▶ [Activity]:
Exactly as written and without the pictures, output the entries below.

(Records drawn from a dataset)
::::::

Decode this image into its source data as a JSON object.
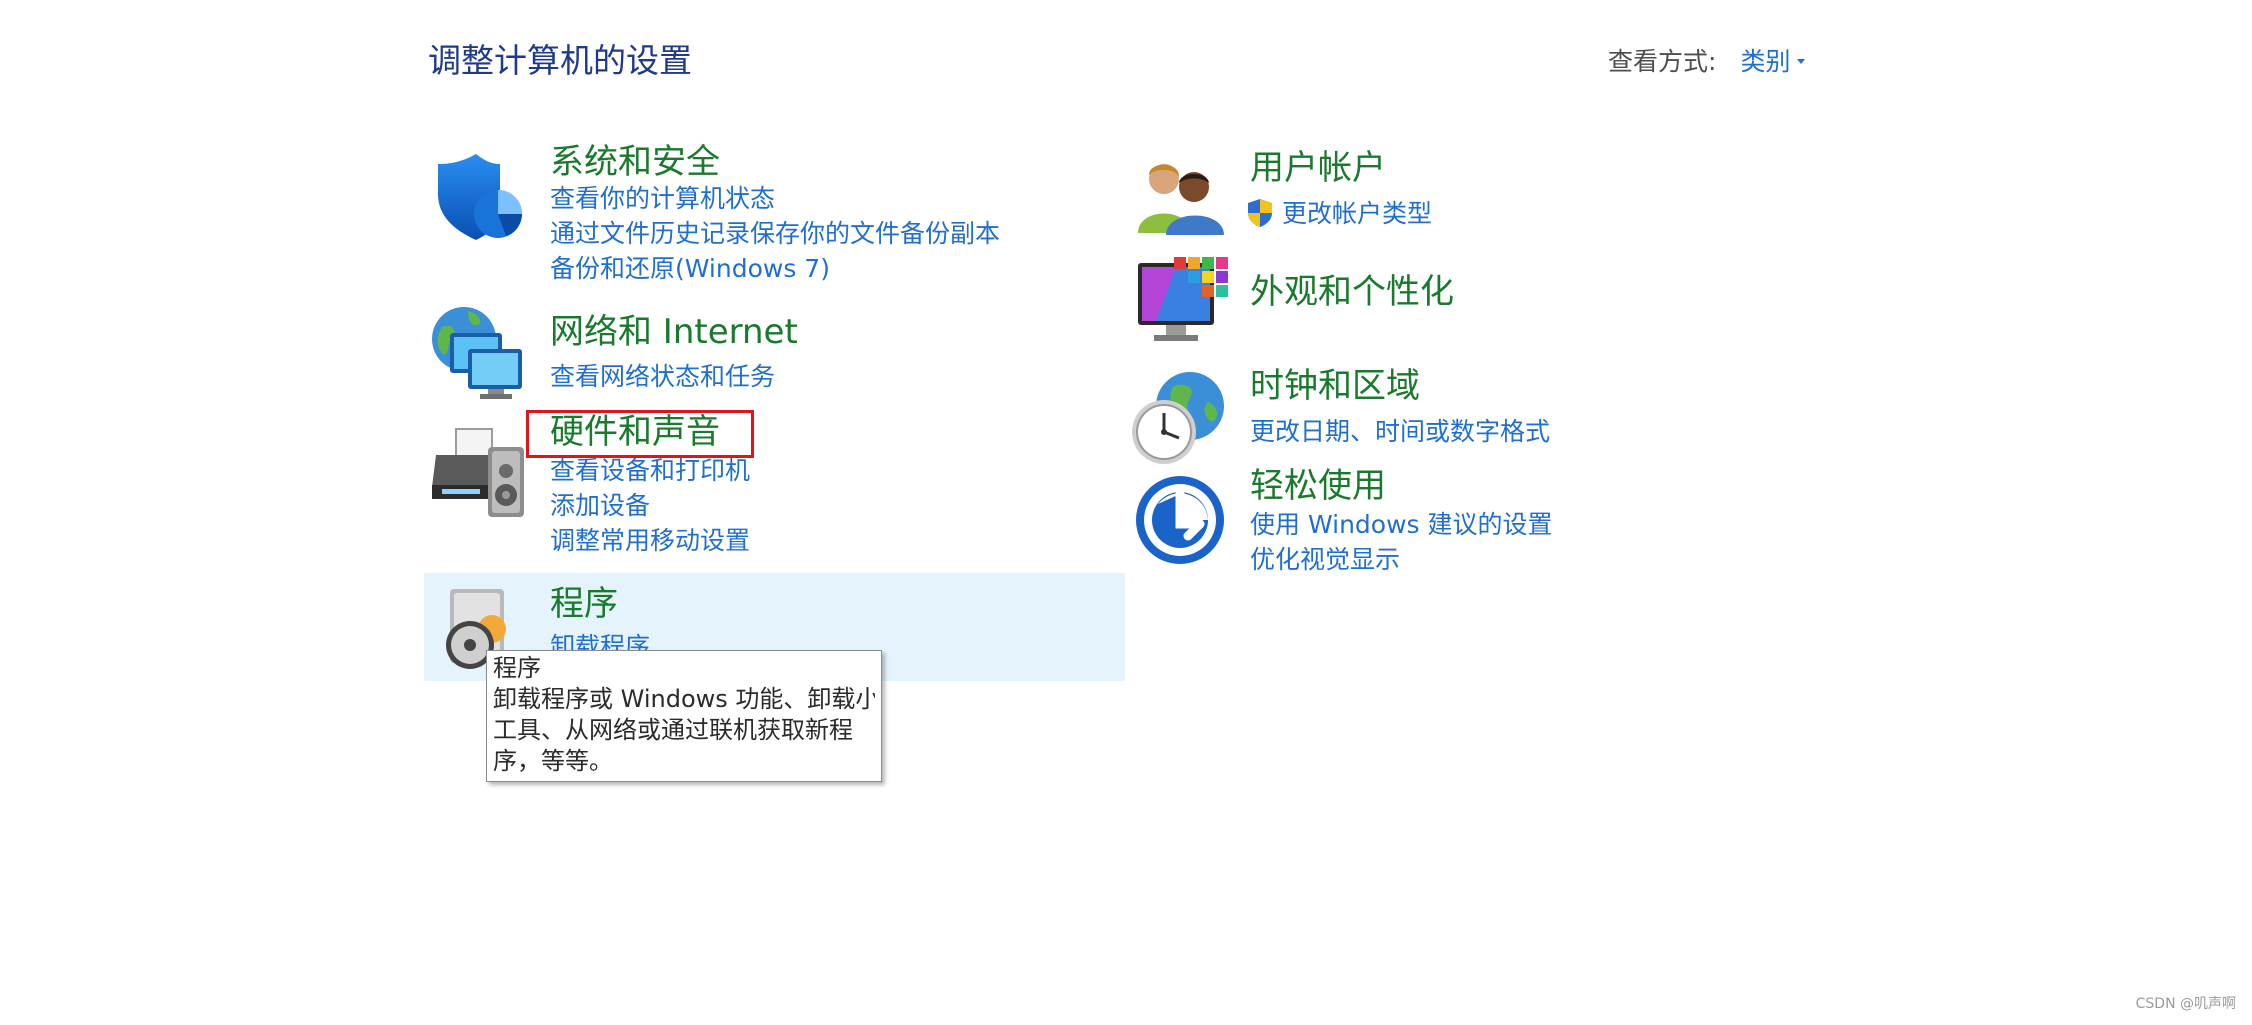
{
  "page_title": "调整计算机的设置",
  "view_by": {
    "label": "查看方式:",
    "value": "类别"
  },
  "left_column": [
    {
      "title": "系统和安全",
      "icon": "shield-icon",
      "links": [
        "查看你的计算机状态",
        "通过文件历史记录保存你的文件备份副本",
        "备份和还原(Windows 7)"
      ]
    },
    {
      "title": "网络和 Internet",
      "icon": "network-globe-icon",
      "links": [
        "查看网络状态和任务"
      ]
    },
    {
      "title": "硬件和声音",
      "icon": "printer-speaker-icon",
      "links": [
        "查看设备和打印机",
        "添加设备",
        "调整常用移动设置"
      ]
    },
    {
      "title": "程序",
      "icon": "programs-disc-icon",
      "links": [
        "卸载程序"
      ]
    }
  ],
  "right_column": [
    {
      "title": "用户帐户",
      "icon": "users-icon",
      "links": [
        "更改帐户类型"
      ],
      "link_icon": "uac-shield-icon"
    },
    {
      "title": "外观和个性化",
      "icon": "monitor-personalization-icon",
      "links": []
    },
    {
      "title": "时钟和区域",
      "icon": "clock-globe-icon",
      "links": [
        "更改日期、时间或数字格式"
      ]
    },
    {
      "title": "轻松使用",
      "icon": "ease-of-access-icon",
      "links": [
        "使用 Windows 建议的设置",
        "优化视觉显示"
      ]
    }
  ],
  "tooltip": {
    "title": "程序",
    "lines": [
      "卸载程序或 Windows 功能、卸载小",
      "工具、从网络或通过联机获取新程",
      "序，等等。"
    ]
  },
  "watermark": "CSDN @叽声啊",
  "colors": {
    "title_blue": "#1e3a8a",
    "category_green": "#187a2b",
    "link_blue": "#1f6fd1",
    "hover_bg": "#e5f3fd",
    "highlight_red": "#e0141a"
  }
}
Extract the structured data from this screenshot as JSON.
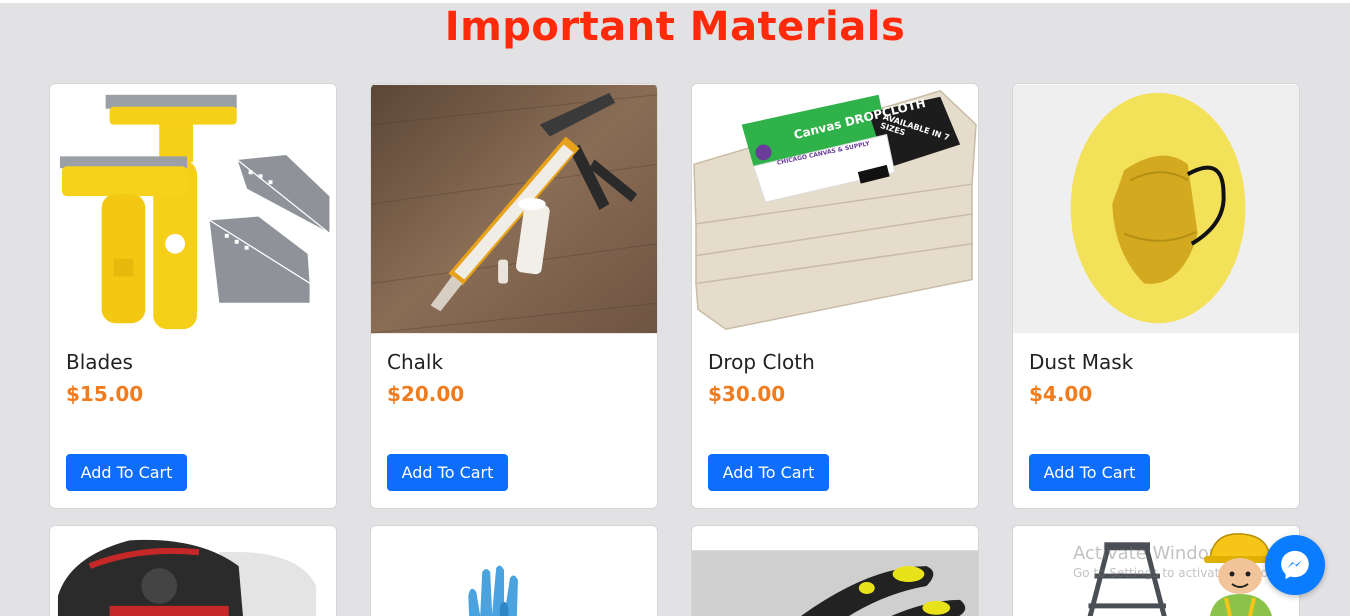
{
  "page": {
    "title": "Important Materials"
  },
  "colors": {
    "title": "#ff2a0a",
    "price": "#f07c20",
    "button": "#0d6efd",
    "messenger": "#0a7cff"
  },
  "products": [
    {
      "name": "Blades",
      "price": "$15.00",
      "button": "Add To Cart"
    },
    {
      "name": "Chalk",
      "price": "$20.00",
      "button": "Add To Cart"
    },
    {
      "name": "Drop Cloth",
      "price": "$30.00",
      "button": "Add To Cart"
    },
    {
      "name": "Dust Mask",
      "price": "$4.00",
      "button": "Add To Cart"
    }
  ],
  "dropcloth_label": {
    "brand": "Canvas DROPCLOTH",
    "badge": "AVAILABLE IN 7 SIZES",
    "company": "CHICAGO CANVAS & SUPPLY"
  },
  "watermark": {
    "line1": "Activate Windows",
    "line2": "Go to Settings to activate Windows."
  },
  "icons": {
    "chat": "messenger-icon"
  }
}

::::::

▶ [Expected answer]:
Decode this image into its source data as a JSON object.
{
  "page_title": "调整计算机的设置",
  "view_by": {
    "label": "查看方式:",
    "value": "类别"
  },
  "left_column": [
    {
      "title": "系统和安全",
      "icon": "shield-icon",
      "links": [
        "查看你的计算机状态",
        "通过文件历史记录保存你的文件备份副本",
        "备份和还原(Windows 7)"
      ]
    },
    {
      "title": "网络和 Internet",
      "icon": "network-globe-icon",
      "links": [
        "查看网络状态和任务"
      ]
    },
    {
      "title": "硬件和声音",
      "icon": "printer-speaker-icon",
      "links": [
        "查看设备和打印机",
        "添加设备",
        "调整常用移动设置"
      ]
    },
    {
      "title": "程序",
      "icon": "programs-disc-icon",
      "links": [
        "卸载程序"
      ]
    }
  ],
  "right_column": [
    {
      "title": "用户帐户",
      "icon": "users-icon",
      "links": [
        "更改帐户类型"
      ],
      "link_icon": "uac-shield-icon"
    },
    {
      "title": "外观和个性化",
      "icon": "monitor-personalization-icon",
      "links": []
    },
    {
      "title": "时钟和区域",
      "icon": "clock-globe-icon",
      "links": [
        "更改日期、时间或数字格式"
      ]
    },
    {
      "title": "轻松使用",
      "icon": "ease-of-access-icon",
      "links": [
        "使用 Windows 建议的设置",
        "优化视觉显示"
      ]
    }
  ],
  "tooltip": {
    "title": "程序",
    "lines": [
      "卸载程序或 Windows 功能、卸载小",
      "工具、从网络或通过联机获取新程",
      "序，等等。"
    ]
  },
  "watermark": "CSDN @叽声啊",
  "colors": {
    "title_blue": "#1e3a8a",
    "category_green": "#187a2b",
    "link_blue": "#1f6fd1",
    "hover_bg": "#e5f3fd",
    "highlight_red": "#e0141a"
  }
}
Extract the structured data from this screenshot as JSON.
{
  "page": {
    "title": "Important Materials"
  },
  "colors": {
    "title": "#ff2a0a",
    "price": "#f07c20",
    "button": "#0d6efd",
    "messenger": "#0a7cff"
  },
  "products": [
    {
      "name": "Blades",
      "price": "$15.00",
      "button": "Add To Cart"
    },
    {
      "name": "Chalk",
      "price": "$20.00",
      "button": "Add To Cart"
    },
    {
      "name": "Drop Cloth",
      "price": "$30.00",
      "button": "Add To Cart"
    },
    {
      "name": "Dust Mask",
      "price": "$4.00",
      "button": "Add To Cart"
    }
  ],
  "dropcloth_label": {
    "brand": "Canvas DROPCLOTH",
    "badge": "AVAILABLE IN 7 SIZES",
    "company": "CHICAGO CANVAS & SUPPLY"
  },
  "watermark": {
    "line1": "Activate Windows",
    "line2": "Go to Settings to activate Windows."
  },
  "icons": {
    "chat": "messenger-icon"
  }
}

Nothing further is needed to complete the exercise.